In previous seasons this has only happened a few times a year.  A team (Cornell) starts out with a tough early slate and eventually gets above the 50% shots mark, or someone has an easy early schedule and gets knocked below it.  This season it’s happening every week.  Here are all the teams in danger of going above or below the line based on how good of a weekend they have with their current overall shots advantage/disadvantage in parentheses:

  • Mercyhurst (+29)
  • Penn State (-29)
  • Syracuse (-25)
  • Cornell (-3)
  • Harvard (+34)
  • Boston University (-6)
  • Connecticut (+22)
  • New Hampshire (+14)
  • Northeastern (+9)
  • Minnesota-Duluth (+37)

(I hate all of you.)

This is part of the reason why there are some wild swings in both the PairWise (which does similar with wins and losses) and my rankings.  It’s also why this season has been so odd.  The ceiling isn’t as high, the floor isn’t as low (Union isn’t terrible everyone!) and there are so many teams in the middle of the pack.  Connecticut tied Boston College…twice!  Northeastern beat Wisconsin!

How good do you really feel about 8th (Providence / Ohio State) beating 18th (Mercyhurst / Minnesota-Duluth)?  Probably not great.  If you look at my power rankings from early in 2017, that’d be something like Colgate and Dartmouth.  (Colgate swept Dartmouth last season.)

Random Stats
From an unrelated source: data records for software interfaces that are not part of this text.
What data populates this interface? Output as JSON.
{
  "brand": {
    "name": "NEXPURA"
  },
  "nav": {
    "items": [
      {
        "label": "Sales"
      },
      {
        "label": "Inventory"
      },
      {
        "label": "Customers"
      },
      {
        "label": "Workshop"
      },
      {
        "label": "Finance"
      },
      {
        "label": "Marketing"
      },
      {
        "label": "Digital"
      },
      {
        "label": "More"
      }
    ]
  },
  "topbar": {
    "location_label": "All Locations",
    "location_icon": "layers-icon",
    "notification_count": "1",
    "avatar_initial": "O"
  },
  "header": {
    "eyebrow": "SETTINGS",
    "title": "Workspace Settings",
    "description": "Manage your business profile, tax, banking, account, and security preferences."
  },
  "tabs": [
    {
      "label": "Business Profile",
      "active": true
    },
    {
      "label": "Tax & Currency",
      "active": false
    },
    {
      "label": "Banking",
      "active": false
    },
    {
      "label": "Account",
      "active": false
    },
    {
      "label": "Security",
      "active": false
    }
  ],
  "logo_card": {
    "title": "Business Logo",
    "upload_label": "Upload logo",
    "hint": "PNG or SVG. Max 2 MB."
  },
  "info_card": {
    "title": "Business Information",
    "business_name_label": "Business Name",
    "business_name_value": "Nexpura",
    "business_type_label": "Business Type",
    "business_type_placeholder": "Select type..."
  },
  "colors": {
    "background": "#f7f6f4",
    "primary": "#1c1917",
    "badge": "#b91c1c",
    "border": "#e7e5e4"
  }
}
The ECAC is killing it on the PK.  First through sixth are, in order, Clarkson, Colgate, Cornell, RPI, Quinnipiac, and Princeton.

Boston College has a 13.6% shooting percentage with Daryl Watts, Caitrin Lonergan, and Makenna Newkirk shooting a combined 22.7%.
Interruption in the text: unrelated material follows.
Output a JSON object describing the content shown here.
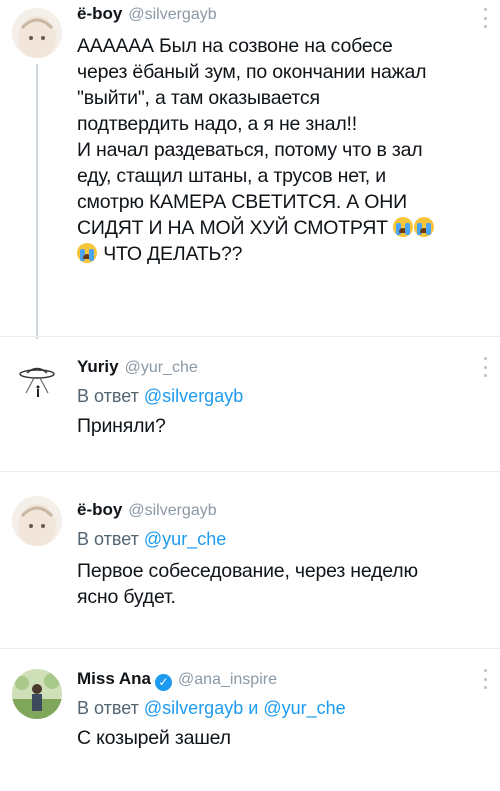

Only two teams have what I’ve dubbed the ‘Late-Game Grand Slam’ with empty net goals for and against and extra attacker goals for and against: Quinnipiac and Union.

The teams that have the most combined shots in games are Brown (24.7-39.3), New Hampshire (32.3-31.6), Boston University (31.8-32), Ohio State (33.2-28.6), and Boston College (33.1-28.3).

The teams that have the fewest combined shots in games are St. Lawrence (27.3-23.2), Penn State (24.9-26.3), Cornell (25.7-25.9), Syracuse (25.7-26.9), and Quinnipiac (30.4-22.8).

The new USCHO design is terrible.

Daryl Watts (29-30-59) and Caitrin Lonergan (23-30-53) have an enormous lead in scoring.  Victoria Bach is third at 23-17-40.

My Patty Kaz vote (if I had one) goes to Wisconsin goaltender Kristen Campbell, who per USCHO is an incredible 42-2-0 this season in just 22 games played.

In addition to suppressing a ton of shots, Penn State is getting great goaltending.  Daniela Paniccia, 8 games, .941.  Hannah Ehresmann, 14 games, .931.

The CHA has four of the top six teams in PIM per game with Syracuse (11.45, 2nd), RIT (10.91, 3rd), Mercyhurst (10.68, 4th), and Robert Morris (10.26, 6th).

Boston College is the first team to 100 goals.  Minnesota State is winning the race to 100 goals allowed (81).

Wisconsin is winning the race to 1,000 shots (791).  Union is winning the race to 1,000 shots allowed (820).

The top five teams in the CHA have a +27 goal differential.  RIT has a -27 goal differential.

The top 11 teams in the ECAC have a +32 goal differential.  Brown (-32) negates that number.

Harvard might be 5th in the ECAC, but they have yet to play any games against the first, third, fourth, or sixth place teams.  They lost both games to Quinnipiac who is in second.